**Problem statement:**
Please reproduce the whole listing without altering anything.

**Available data:**
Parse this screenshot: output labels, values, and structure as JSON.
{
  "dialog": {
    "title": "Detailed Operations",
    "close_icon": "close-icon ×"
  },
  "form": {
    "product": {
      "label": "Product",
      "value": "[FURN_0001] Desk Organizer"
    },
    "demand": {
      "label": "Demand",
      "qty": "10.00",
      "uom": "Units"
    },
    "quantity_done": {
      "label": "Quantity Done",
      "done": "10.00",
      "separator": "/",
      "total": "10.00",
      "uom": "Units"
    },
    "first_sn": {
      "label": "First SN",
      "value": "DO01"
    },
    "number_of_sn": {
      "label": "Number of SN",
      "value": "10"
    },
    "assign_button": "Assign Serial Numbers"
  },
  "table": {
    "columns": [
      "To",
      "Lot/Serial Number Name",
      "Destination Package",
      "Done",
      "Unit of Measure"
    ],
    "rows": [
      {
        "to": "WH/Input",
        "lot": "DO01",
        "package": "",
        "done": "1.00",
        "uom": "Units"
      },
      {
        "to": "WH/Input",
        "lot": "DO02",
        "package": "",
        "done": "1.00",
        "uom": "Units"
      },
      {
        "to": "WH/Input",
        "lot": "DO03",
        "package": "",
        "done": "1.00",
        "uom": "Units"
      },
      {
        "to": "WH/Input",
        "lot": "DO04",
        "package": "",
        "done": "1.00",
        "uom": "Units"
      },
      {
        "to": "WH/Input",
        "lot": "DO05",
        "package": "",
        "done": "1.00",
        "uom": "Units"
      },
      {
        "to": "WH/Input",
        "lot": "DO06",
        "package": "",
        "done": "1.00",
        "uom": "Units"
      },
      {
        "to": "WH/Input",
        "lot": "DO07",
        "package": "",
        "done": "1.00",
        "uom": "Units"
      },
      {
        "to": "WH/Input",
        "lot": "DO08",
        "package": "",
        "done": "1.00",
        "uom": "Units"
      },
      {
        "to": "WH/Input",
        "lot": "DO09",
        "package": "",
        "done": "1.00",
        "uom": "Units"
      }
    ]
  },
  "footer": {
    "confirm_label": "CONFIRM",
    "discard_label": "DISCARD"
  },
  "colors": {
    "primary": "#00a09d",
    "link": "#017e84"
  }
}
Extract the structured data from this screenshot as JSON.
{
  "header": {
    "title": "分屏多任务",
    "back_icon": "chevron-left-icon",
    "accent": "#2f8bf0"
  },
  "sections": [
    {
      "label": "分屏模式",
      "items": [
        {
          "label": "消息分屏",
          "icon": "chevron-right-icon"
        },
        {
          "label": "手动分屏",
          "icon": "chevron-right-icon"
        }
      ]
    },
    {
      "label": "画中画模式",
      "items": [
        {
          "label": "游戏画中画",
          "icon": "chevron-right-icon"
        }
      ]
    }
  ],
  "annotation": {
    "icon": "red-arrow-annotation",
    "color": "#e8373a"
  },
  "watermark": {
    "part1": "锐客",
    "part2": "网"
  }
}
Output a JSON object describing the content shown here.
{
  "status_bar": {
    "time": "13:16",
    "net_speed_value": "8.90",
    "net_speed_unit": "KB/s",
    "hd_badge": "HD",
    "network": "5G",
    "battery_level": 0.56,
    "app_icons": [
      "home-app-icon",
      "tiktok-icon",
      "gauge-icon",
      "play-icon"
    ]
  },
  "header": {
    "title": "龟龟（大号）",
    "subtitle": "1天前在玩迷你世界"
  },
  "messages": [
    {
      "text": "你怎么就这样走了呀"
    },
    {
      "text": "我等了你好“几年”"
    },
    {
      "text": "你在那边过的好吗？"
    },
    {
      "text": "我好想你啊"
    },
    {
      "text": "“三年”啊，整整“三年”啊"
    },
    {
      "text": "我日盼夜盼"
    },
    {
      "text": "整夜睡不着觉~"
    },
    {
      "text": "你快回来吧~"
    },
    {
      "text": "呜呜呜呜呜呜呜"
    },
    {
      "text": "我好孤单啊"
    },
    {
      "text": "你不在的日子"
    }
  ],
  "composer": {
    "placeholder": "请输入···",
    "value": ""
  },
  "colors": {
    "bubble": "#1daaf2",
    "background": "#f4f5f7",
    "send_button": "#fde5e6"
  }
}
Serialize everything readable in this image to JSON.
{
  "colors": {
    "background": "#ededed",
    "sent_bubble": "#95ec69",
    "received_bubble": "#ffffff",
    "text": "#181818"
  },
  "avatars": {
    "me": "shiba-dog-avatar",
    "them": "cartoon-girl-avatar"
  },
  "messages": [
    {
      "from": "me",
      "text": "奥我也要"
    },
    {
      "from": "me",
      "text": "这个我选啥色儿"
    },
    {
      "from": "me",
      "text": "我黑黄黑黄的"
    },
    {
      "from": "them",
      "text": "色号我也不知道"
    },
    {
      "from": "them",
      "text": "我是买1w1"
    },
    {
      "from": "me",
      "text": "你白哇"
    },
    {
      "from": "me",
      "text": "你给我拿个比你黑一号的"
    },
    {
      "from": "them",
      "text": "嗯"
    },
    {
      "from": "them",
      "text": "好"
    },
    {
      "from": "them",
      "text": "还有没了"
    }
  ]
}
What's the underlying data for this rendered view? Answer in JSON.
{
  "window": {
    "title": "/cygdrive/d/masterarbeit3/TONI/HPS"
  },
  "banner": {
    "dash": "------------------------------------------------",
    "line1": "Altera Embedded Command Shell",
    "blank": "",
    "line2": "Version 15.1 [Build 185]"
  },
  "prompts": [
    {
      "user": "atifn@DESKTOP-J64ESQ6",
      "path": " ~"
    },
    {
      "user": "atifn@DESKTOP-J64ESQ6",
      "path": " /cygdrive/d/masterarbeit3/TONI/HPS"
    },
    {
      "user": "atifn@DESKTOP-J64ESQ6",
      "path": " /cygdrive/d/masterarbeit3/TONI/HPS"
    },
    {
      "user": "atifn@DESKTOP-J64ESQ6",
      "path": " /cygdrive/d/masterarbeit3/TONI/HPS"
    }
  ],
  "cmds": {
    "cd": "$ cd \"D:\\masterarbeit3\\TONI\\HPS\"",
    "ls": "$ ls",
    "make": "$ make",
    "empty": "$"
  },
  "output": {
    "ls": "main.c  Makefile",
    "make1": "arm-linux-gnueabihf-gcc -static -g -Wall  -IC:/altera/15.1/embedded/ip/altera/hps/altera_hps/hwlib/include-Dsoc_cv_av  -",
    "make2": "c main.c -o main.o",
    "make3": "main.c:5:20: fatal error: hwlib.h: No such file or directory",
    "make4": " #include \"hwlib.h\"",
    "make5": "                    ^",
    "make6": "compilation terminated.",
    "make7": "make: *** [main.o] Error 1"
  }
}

**Exercise output:**
Parse this screenshot: output labels, values, and structure as JSON.
{
  "dialog": {
    "title": "Detailed Operations",
    "close_icon": "close-icon ×"
  },
  "form": {
    "product": {
      "label": "Product",
      "value": "[FURN_0001] Desk Organizer"
    },
    "demand": {
      "label": "Demand",
      "qty": "10.00",
      "uom": "Units"
    },
    "quantity_done": {
      "label": "Quantity Done",
      "done": "10.00",
      "separator": "/",
      "total": "10.00",
      "uom": "Units"
    },
    "first_sn": {
      "label": "First SN",
      "value": "DO01"
    },
    "number_of_sn": {
      "label": "Number of SN",
      "value": "10"
    },
    "assign_button": "Assign Serial Numbers"
  },
  "table": {
    "columns": [
      "To",
      "Lot/Serial Number Name",
      "Destination Package",
      "Done",
      "Unit of Measure"
    ],
    "rows": [
      {
        "to": "WH/Input",
        "lot": "DO01",
        "package": "",
        "done": "1.00",
        "uom": "Units"
      },
      {
        "to": "WH/Input",
        "lot": "DO02",
        "package": "",
        "done": "1.00",
        "uom": "Units"
      },
      {
        "to": "WH/Input",
        "lot": "DO03",
        "package": "",
        "done": "1.00",
        "uom": "Units"
      },
      {
        "to": "WH/Input",
        "lot": "DO04",
        "package": "",
        "done": "1.00",
        "uom": "Units"
      },
      {
        "to": "WH/Input",
        "lot": "DO05",
        "package": "",
        "done": "1.00",
        "uom": "Units"
      },
      {
        "to": "WH/Input",
        "lot": "DO06",
        "package": "",
        "done": "1.00",
        "uom": "Units"
      },
      {
        "to": "WH/Input",
        "lot": "DO07",
        "package": "",
        "done": "1.00",
        "uom": "Units"
      },
      {
        "to": "WH/Input",
        "lot": "DO08",
        "package": "",
        "done": "1.00",
        "uom": "Units"
      },
      {
        "to": "WH/Input",
        "lot": "DO09",
        "package": "",
        "done": "1.00",
        "uom": "Units"
      }
    ]
  },
  "footer": {
    "confirm_label": "CONFIRM",
    "discard_label": "DISCARD"
  },
  "colors": {
    "primary": "#00a09d",
    "link": "#017e84"
  }
}
Extract the structured data from this screenshot as JSON.
{
  "header": {
    "title": "分屏多任务",
    "back_icon": "chevron-left-icon",
    "accent": "#2f8bf0"
  },
  "sections": [
    {
      "label": "分屏模式",
      "items": [
        {
          "label": "消息分屏",
          "icon": "chevron-right-icon"
        },
        {
          "label": "手动分屏",
          "icon": "chevron-right-icon"
        }
      ]
    },
    {
      "label": "画中画模式",
      "items": [
        {
          "label": "游戏画中画",
          "icon": "chevron-right-icon"
        }
      ]
    }
  ],
  "annotation": {
    "icon": "red-arrow-annotation",
    "color": "#e8373a"
  },
  "watermark": {
    "part1": "锐客",
    "part2": "网"
  }
}
Output a JSON object describing the content shown here.
{
  "status_bar": {
    "time": "13:16",
    "net_speed_value": "8.90",
    "net_speed_unit": "KB/s",
    "hd_badge": "HD",
    "network": "5G",
    "battery_level": 0.56,
    "app_icons": [
      "home-app-icon",
      "tiktok-icon",
      "gauge-icon",
      "play-icon"
    ]
  },
  "header": {
    "title": "龟龟（大号）",
    "subtitle": "1天前在玩迷你世界"
  },
  "messages": [
    {
      "text": "你怎么就这样走了呀"
    },
    {
      "text": "我等了你好“几年”"
    },
    {
      "text": "你在那边过的好吗？"
    },
    {
      "text": "我好想你啊"
    },
    {
      "text": "“三年”啊，整整“三年”啊"
    },
    {
      "text": "我日盼夜盼"
    },
    {
      "text": "整夜睡不着觉~"
    },
    {
      "text": "你快回来吧~"
    },
    {
      "text": "呜呜呜呜呜呜呜"
    },
    {
      "text": "我好孤单啊"
    },
    {
      "text": "你不在的日子"
    }
  ],
  "composer": {
    "placeholder": "请输入···",
    "value": ""
  },
  "colors": {
    "bubble": "#1daaf2",
    "background": "#f4f5f7",
    "send_button": "#fde5e6"
  }
}
Serialize everything readable in this image to JSON.
{
  "colors": {
    "background": "#ededed",
    "sent_bubble": "#95ec69",
    "received_bubble": "#ffffff",
    "text": "#181818"
  },
  "avatars": {
    "me": "shiba-dog-avatar",
    "them": "cartoon-girl-avatar"
  },
  "messages": [
    {
      "from": "me",
      "text": "奥我也要"
    },
    {
      "from": "me",
      "text": "这个我选啥色儿"
    },
    {
      "from": "me",
      "text": "我黑黄黑黄的"
    },
    {
      "from": "them",
      "text": "色号我也不知道"
    },
    {
      "from": "them",
      "text": "我是买1w1"
    },
    {
      "from": "me",
      "text": "你白哇"
    },
    {
      "from": "me",
      "text": "你给我拿个比你黑一号的"
    },
    {
      "from": "them",
      "text": "嗯"
    },
    {
      "from": "them",
      "text": "好"
    },
    {
      "from": "them",
      "text": "还有没了"
    }
  ]
}
What's the underlying data for this rendered view? Answer in JSON.
{
  "window": {
    "title": "/cygdrive/d/masterarbeit3/TONI/HPS"
  },
  "banner": {
    "dash": "------------------------------------------------",
    "line1": "Altera Embedded Command Shell",
    "blank": "",
    "line2": "Version 15.1 [Build 185]"
  },
  "prompts": [
    {
      "user": "atifn@DESKTOP-J64ESQ6",
      "path": " ~"
    },
    {
      "user": "atifn@DESKTOP-J64ESQ6",
      "path": " /cygdrive/d/masterarbeit3/TONI/HPS"
    },
    {
      "user": "atifn@DESKTOP-J64ESQ6",
      "path": " /cygdrive/d/masterarbeit3/TONI/HPS"
    },
    {
      "user": "atifn@DESKTOP-J64ESQ6",
      "path": " /cygdrive/d/masterarbeit3/TONI/HPS"
    }
  ],
  "cmds": {
    "cd": "$ cd \"D:\\masterarbeit3\\TONI\\HPS\"",
    "ls": "$ ls",
    "make": "$ make",
    "empty": "$"
  },
  "output": {
    "ls": "main.c  Makefile",
    "make1": "arm-linux-gnueabihf-gcc -static -g -Wall  -IC:/altera/15.1/embedded/ip/altera/hps/altera_hps/hwlib/include-Dsoc_cv_av  -",
    "make2": "c main.c -o main.o",
    "make3": "main.c:5:20: fatal error: hwlib.h: No such file or directory",
    "make4": " #include \"hwlib.h\"",
    "make5": "                    ^",
    "make6": "compilation terminated.",
    "make7": "make: *** [main.o] Error 1"
  }
}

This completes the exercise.